Provided records:
===

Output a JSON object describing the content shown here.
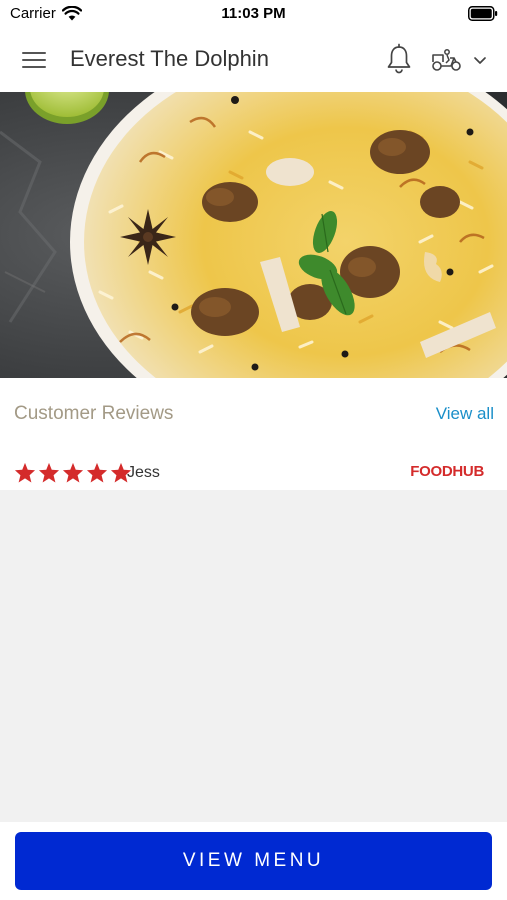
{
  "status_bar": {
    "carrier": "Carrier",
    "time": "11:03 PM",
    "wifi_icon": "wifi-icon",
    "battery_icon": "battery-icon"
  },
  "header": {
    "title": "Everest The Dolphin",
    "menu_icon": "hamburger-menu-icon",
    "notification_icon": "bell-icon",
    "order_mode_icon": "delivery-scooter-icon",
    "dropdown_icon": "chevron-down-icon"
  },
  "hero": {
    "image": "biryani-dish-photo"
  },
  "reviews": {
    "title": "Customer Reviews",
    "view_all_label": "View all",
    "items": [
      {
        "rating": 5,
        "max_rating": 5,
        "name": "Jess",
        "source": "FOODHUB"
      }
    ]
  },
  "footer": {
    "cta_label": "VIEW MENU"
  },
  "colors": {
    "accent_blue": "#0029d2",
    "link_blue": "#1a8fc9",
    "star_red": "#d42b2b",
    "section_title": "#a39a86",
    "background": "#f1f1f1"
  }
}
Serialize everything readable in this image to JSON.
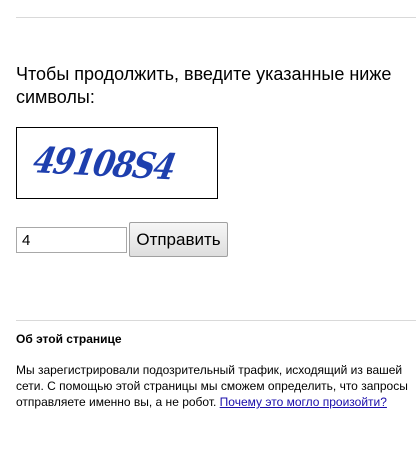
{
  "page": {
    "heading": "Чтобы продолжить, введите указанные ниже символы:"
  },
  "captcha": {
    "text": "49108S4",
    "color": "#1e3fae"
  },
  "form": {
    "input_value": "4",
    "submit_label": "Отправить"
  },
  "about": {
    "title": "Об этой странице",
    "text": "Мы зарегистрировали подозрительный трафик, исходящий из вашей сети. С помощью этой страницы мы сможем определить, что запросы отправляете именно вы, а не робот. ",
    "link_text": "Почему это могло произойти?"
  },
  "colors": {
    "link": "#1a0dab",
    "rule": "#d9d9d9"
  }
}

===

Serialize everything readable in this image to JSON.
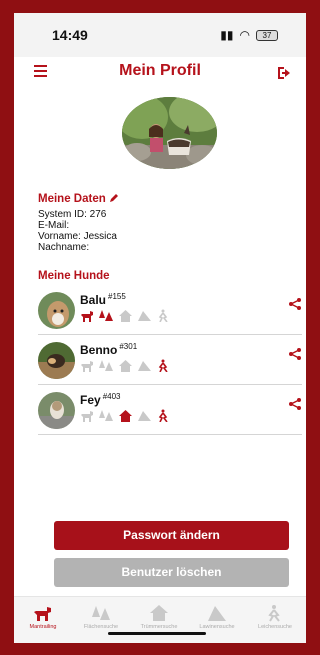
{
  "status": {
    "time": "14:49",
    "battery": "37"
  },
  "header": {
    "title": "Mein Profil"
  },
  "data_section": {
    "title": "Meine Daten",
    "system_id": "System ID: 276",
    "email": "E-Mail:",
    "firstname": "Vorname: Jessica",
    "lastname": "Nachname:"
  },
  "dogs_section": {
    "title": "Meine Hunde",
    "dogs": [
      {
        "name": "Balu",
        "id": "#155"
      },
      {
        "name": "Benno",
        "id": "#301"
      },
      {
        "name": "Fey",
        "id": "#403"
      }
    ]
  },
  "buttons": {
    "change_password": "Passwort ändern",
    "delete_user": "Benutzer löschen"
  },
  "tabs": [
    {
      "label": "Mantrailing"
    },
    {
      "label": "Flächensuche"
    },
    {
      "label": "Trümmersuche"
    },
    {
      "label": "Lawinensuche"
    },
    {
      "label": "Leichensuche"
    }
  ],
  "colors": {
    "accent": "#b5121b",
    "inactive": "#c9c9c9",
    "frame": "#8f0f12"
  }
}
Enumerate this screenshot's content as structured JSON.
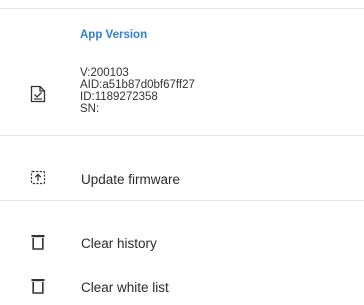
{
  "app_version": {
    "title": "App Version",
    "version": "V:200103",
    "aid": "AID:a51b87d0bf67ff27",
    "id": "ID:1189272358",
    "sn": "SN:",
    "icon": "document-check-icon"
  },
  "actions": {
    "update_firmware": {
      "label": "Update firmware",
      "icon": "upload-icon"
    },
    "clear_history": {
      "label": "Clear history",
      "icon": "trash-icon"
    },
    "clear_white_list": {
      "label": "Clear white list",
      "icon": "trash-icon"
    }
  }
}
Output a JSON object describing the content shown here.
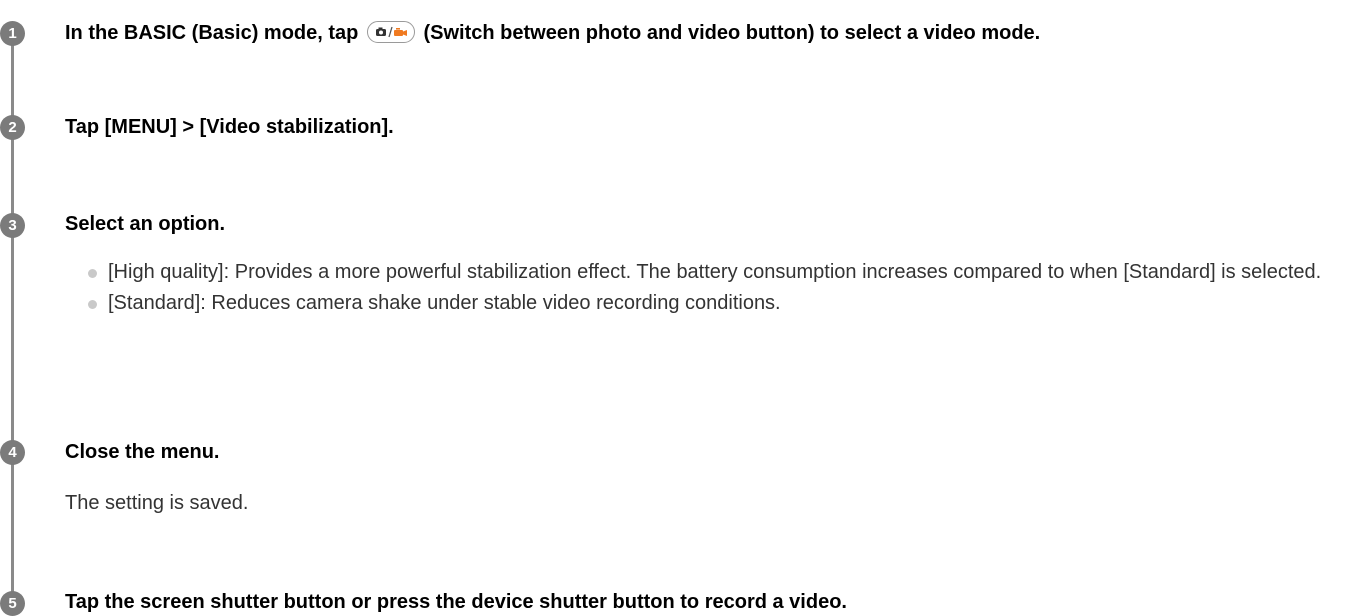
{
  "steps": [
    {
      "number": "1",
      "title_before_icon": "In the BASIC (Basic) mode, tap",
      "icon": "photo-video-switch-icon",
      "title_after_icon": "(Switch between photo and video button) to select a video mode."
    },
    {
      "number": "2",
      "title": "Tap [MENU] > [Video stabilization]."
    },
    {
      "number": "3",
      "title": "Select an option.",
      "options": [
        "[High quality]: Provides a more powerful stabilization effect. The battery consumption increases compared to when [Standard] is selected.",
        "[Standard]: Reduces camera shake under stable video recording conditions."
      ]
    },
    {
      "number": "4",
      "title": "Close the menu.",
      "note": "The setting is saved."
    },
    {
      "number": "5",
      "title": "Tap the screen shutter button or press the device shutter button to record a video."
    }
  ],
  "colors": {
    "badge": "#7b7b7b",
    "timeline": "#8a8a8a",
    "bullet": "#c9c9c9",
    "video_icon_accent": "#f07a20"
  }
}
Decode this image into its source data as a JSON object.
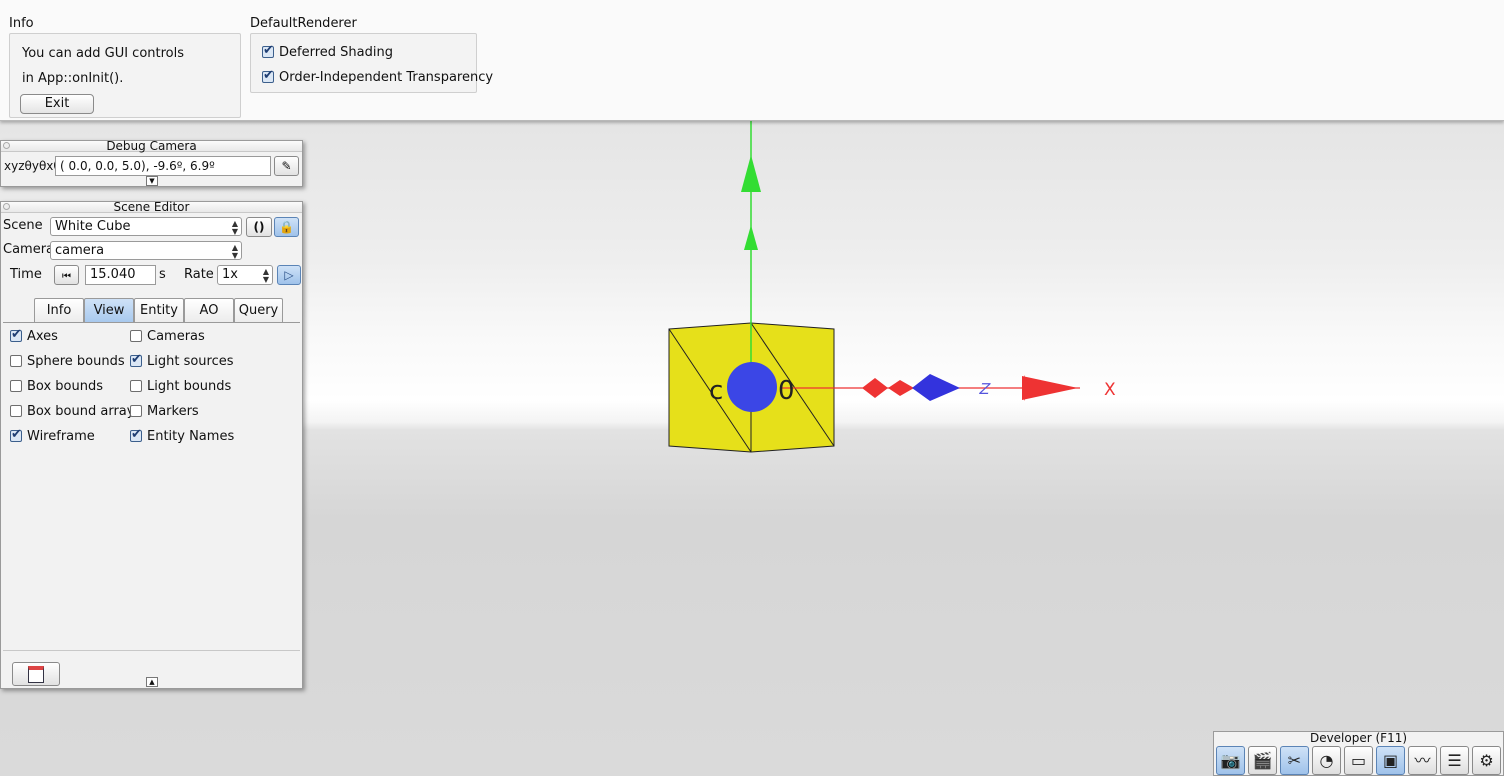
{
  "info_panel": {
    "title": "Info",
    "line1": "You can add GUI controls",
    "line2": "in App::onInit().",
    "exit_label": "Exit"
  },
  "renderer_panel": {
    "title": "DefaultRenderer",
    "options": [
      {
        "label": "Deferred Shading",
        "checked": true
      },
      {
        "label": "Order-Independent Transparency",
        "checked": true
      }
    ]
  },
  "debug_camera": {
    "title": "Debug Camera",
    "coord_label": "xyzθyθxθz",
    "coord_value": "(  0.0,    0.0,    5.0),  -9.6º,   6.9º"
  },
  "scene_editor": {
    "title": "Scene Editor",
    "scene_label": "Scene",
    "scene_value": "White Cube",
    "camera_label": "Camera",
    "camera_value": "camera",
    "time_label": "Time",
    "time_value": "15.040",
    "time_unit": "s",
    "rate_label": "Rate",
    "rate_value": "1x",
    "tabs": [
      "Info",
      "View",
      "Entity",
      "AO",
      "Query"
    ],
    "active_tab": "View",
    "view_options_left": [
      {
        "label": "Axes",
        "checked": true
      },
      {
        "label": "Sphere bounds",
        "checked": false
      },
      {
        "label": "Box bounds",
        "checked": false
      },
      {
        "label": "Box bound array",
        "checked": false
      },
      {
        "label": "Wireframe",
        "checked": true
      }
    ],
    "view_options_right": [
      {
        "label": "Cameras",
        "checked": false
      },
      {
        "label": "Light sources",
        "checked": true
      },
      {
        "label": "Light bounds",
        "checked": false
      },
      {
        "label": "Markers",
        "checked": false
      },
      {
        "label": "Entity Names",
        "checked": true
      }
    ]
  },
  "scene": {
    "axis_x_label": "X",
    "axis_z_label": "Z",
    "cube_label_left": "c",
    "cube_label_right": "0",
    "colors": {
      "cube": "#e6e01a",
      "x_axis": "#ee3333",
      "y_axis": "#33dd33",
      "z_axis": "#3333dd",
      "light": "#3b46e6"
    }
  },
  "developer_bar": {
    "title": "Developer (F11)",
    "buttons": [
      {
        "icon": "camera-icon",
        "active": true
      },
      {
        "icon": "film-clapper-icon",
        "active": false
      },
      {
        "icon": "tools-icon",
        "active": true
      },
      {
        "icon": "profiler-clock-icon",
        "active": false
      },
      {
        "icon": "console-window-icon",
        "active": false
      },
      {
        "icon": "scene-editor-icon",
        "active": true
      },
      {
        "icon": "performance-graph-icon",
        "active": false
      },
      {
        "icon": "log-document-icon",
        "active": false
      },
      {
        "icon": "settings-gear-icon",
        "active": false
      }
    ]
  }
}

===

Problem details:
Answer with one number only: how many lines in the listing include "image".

Task response:
4